Awareness of the needs of younger LGBT people in our schools, universities, sports clubs and society in general is vital to ensuring full flourishing. Being young and being gay, bisexual, trans or intersex is not a whole lot of fun for many people, particularly before they go to university and discover lots of other people “like” them. If you work somewhere with younger people, why not print out one of the posters or logos and put it in your office space or on your door. Show the young people in your environment that you support them and their friends and colleagues who are not LGBT that they should support them too. Even if there are not many younger people in your work place, put the poster up. The likelihood is that one of your colleagues or friends has an LGBT child, relative or friend. Supporting their children supports them. If you are a parent, this might be an opportune time to ask the principle or teachers in your child’s school about their policies on homophobic bullying and diversity within the school and express your support for ensuring a safe educational space for all young people.

Stand Up and support your LGBT friends and colleagues.

Cohabitation, Default Protection and the Civil Partnership Bill 2009

April 7, 2010 4 comments

have written before on the Civil Partnership Bill 2009 focusing mostly on the introduction through the Bill of civil partnership as a legally recognised relationship form for same-sex couples. We have, however, spent some time on the cohabitation proposals both ourselves and in an excellent guest contribution from Andrew Hayward of Durham University. The last few days, however, have seen a surge in analysis of the cohabitation provisions of the Bill with various voices, including Prof John Mee of UCC, expressing concern about the default protections within the Bill as it stands. Indeed, last night’s Prime Time on RTE featured a long report on the implications of the Bill for unmarried and un-civilly-partnered cohabitants. So what is the cause of this concern?

First of all there is the fact that certain protections, entitlements and obligations kick in automatically following a three-year cohabitation period or, if there is a child of the couple, a two-year cohabitation period. If a couple should manage to live together without getting married or civilly-partnered for two or three years, depending on the context, they will be termed ‘qualifying cohabitants’ and these default provisions will apply. The definition of a cohabiting couple (i.e. a couple in relation to whom we can start to count time in order to see whether they are ‘qualifying’) is contained within s.170 of the Bill. Read more…

Why the UK General Election Matters for Human Rights in Ireland

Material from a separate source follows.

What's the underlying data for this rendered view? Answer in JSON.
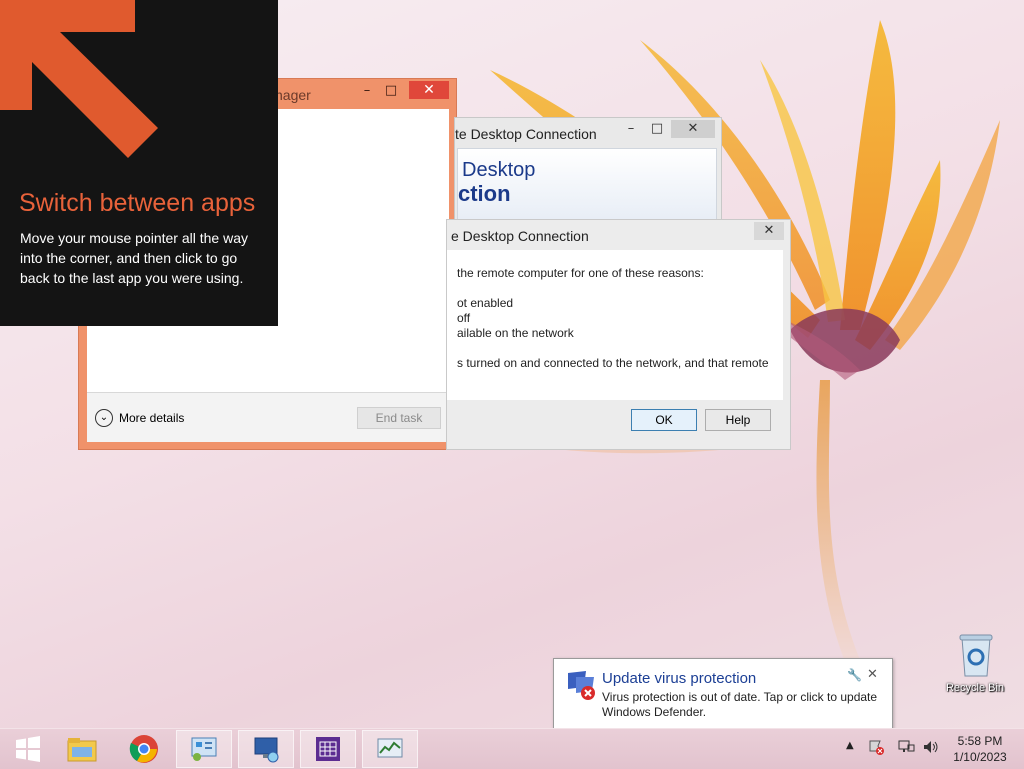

As Cian noted earlier today, the UK election has begin in earnest. This election, of course, has potentially very significant ramifications for the future of the Human Rights Act 1998 and the Bill of Rights process in Northern Ireland. In particular, the Conservative Party-currently enjoying what seems like a healthy lead in the polls-has proposed the repeal of the Human Rights Act 1998 upon election and its possible replacement with a ‘British’ Bill of Rights. In this post I want to just briefly expand on the concerns about this proposal noted by Cian in that earlier post. Read more…